Then I added sadness to the mix. I repeated the mantra again, but got overtaken first by anger, then immediately by sadness. Sadness took hold, and it took me about a minute to bring my body out of its physical response to the feeling. This seems to be a recurrent theme – the “sadness underlying my anger” thing.

I read an interesting article recently about how angry outbursts can be an indicator of depression. Apparently, nobody’s really been looking at anger as a marker for depression, but there’s a fair amount of evidence correlating the two. I can say with certainty that I related to the subjects in the article as I was reading it, and the things I’m digging up in this meditation practice seem to support the main point of the article (at least for me).

After I pulled my body back into the proper position for some intentional breathing things evened out again.

Earlier today I heard back from the admissions folks at the University in Vienna, and they seem to have confirmed that many of my plans are viable (still not assuredly in, but it was good news). I also got a job offer to barback at a Michelin Star restaurant on the weekends, so that’s pretty fuckin’ cool. As I write this, I’m sipping scotch and thawing a steak to enjoy in my clean apartment.

Life is alright, but clearly there’s some stuff that needs sorting out. More tomorrow, probably. And the next day. And the day after that.

And probably the day after that, too.

Sitting and Breathing: Day 15

I can’t say I was pumped to start today’s meditation, titled Meditation On Calling Up Negative Emotion (doesn’t exactly “call up” a lot of enthusiasm, right?). After procrastinating in the form of the Ted Bundy documentary out on Netflix, I finally sat myself down, reread the instructions about three or four times so I was doing the right things in what I imagined would be turbulent waters, and dove in (or sat, rather).

Per the instructions, I spent the vast majority of the time trying to conjure up emotions by examining my memories of the recent and distant past, and replaying those scenes in my head to try and illicit an emotional response.

My dog being a dick on our walks? Well he was just nervous and excited. The recent passing of my grandmother? Well she lived a long, happy life, and she knew I loved her very much. My personal and professional failures? Well I was young and I feel like I’ve learned a lot since then. My meditative practice over the last two weeks had me shooting myself in the foot today. Each time I put myself in a time and a place where emotions ran high, my mind quickly followed it up with a rationalizations, justifications, or explanations of circumstances. To put it differently, I wasn’t feeling anything.

FEEL SOMETHING – ANYTHING – GODDAMMIT! I heard my inner voice screaming.

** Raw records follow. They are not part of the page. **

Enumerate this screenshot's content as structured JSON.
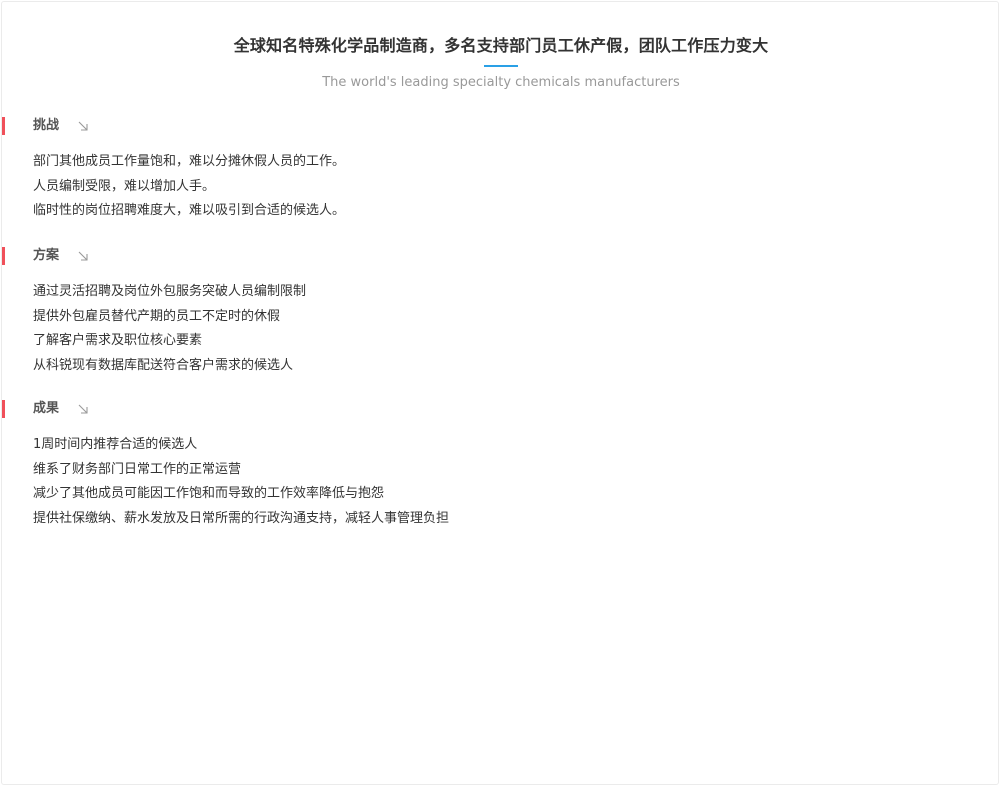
{
  "header": {
    "title": "全球知名特殊化学品制造商，多名支持部门员工休产假，团队工作压力变大",
    "subtitle": "The world's leading specialty chemicals manufacturers",
    "accent_color": "#2aa0e6"
  },
  "sections": [
    {
      "title": "挑战",
      "icon": "arrow-down-right-icon",
      "items": [
        "部门其他成员工作量饱和，难以分摊休假人员的工作。",
        "人员编制受限，难以增加人手。",
        "临时性的岗位招聘难度大，难以吸引到合适的候选人。"
      ]
    },
    {
      "title": "方案",
      "icon": "arrow-down-right-icon",
      "items": [
        "通过灵活招聘及岗位外包服务突破人员编制限制",
        "提供外包雇员替代产期的员工不定时的休假",
        "了解客户需求及职位核心要素",
        "从科锐现有数据库配送符合客户需求的候选人"
      ]
    },
    {
      "title": "成果",
      "icon": "arrow-down-right-icon",
      "items": [
        "1周时间内推荐合适的候选人",
        "维系了财务部门日常工作的正常运营",
        "减少了其他成员可能因工作饱和而导致的工作效率降低与抱怨",
        "提供社保缴纳、薪水发放及日常所需的行政沟通支持，减轻人事管理负担"
      ]
    }
  ],
  "colors": {
    "section_marker": "#f0505a",
    "body_text": "#333333",
    "subtitle_text": "#999999"
  }
}
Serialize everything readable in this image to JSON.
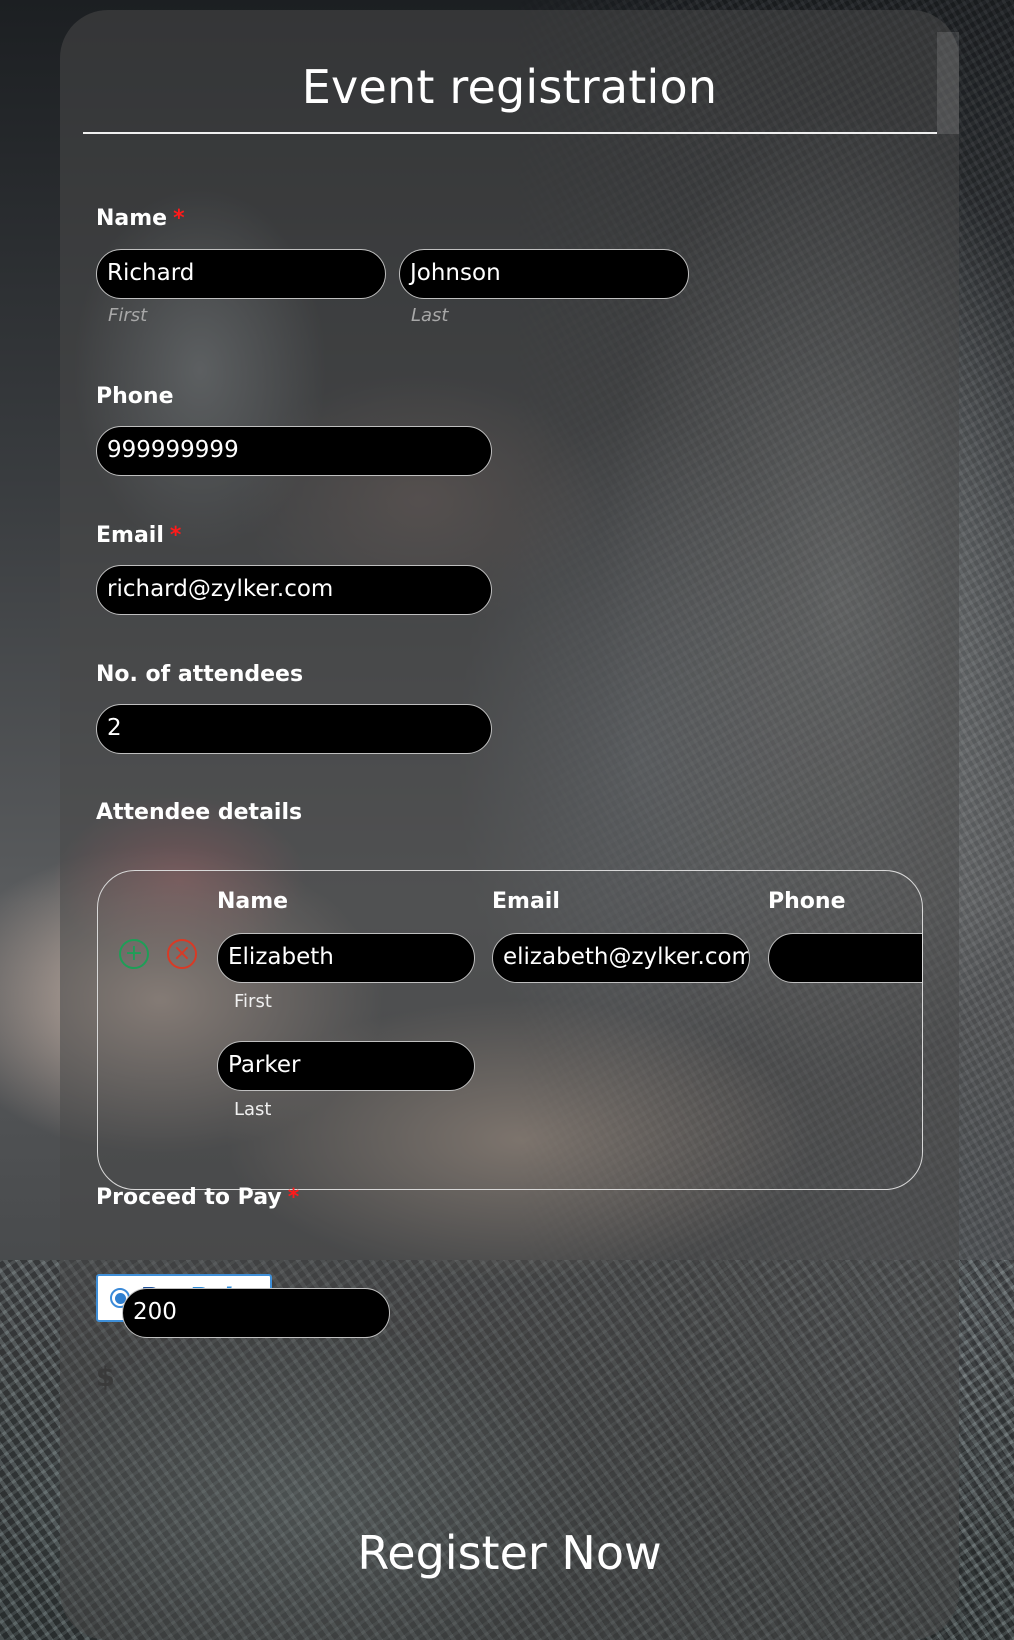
{
  "form": {
    "title": "Event registration",
    "required_marker": "*",
    "name": {
      "label": "Name",
      "required": true,
      "first_value": "Richard",
      "last_value": "Johnson",
      "first_sublabel": "First",
      "last_sublabel": "Last"
    },
    "phone": {
      "label": "Phone",
      "value": "999999999"
    },
    "email": {
      "label": "Email",
      "required": true,
      "value": "richard@zylker.com"
    },
    "attendees_count": {
      "label": "No. of attendees",
      "value": "2"
    },
    "attendee_details": {
      "label": "Attendee details",
      "columns": [
        "Name",
        "Email",
        "Phone"
      ],
      "rows": [
        {
          "first_name": "Elizabeth",
          "last_name": "Parker",
          "first_sublabel": "First",
          "last_sublabel": "Last",
          "email": "elizabeth@zylker.com",
          "phone": ""
        }
      ],
      "add_icon": "plus-circle-icon",
      "remove_icon": "x-circle-icon"
    },
    "payment": {
      "label": "Proceed to Pay",
      "required": true,
      "method": "PayPal",
      "method_part1": "Pay",
      "method_part2": "Pal",
      "selected": true,
      "currency_symbol": "$",
      "amount": "200"
    },
    "submit_label": "Register Now"
  },
  "colors": {
    "required": "#ff1a1a",
    "add": "#1e9e57",
    "remove": "#d93a25",
    "paypal_dark": "#1b4f99",
    "paypal_light": "#2c8ad8",
    "input_bg": "#000000"
  }
}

Finally, I got angry with myself for not being able to do this right, and I pounded my fists on my thighs and exhaled violently. That break in my physical composure (up to that point, I had been sitting with [nearly] perfect meditative posture and stillness) was enough to let the emotion itself run through my body. My shoulders tensed, my brow furrowed, I clenched every muscle in my body as hard as I possibly could. Rage ran freely inside of me, then I was exhausted by the effort, and allowed a moment to refocus on my breath and come back to center.

My back straightened, and after some doing, I was able to relax all of my muscles throughout my body and face. Huzzah! I thought to myself. I gave myself a little mental pat on the back, then focused on my breathing again. If it worked with anger, maybe it’d work with another emotion. I gave it a shot with sadness, but I got nothing. So I reworded it as loneliness, and that struck a nerve.

I felt my insides hollow out as I repeated the word to myself. I imagined the loving embraces I’ve experienced in my life, and thought about how long it’s been since I’ve had that, and how nice it would feel. There’s a sweetness to that sadness, in that it’s centered around a beautiful memory and a warmth that aren’t present in that moment. I felt exhausted again, and I let my head droop down. One single tear streamed down my right cheek (like in a fuckin’ movie), and I brought myself back to center.

I finished my meditation just focused on my breath. I felt lighter than when I started – more airy. Also thirsty. Tomorrow will be positive emotions. I’m excited to see if I will have similar difficulties tomorrow.